**TASK DETAILS**
Whenever a line in the data contains "icon", show that line.

**RECORDS PROVIDED**
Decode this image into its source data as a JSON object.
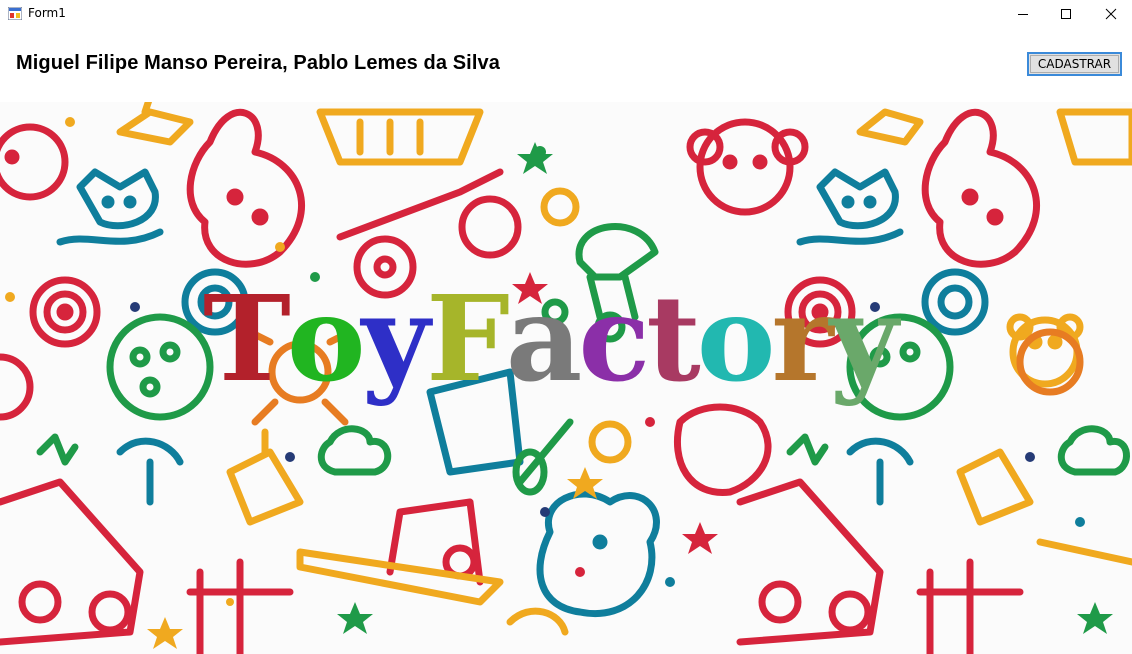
{
  "window": {
    "title": "Form1",
    "icon": "form-icon",
    "controls": [
      "minimize-icon",
      "maximize-icon",
      "close-icon"
    ]
  },
  "header": {
    "authors": "Miguel Filipe Manso Pereira, Pablo Lemes da Silva",
    "cadastrar_label": "CADASTRAR"
  },
  "logo": {
    "letters": [
      {
        "char": "T",
        "color": "#b3212b"
      },
      {
        "char": "o",
        "color": "#21b521"
      },
      {
        "char": "y",
        "color": "#2e2fc7"
      },
      {
        "char": "F",
        "color": "#a6b52a"
      },
      {
        "char": "a",
        "color": "#7a7a7a"
      },
      {
        "char": "c",
        "color": "#8b2fa8"
      },
      {
        "char": "t",
        "color": "#a83a62"
      },
      {
        "char": "o",
        "color": "#22b8b0"
      },
      {
        "char": "r",
        "color": "#b5762c"
      },
      {
        "char": "y",
        "color": "#6aa86a"
      }
    ]
  },
  "background": {
    "description_colors": [
      "#d6243c",
      "#f0a91f",
      "#0f7e9c",
      "#1f9a48",
      "#e77c22",
      "#253b76"
    ]
  }
}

**ANSWER FOR THE TASK**
    "icon": "form-icon",
      "minimize-icon",
      "maximize-icon",
      "close-icon"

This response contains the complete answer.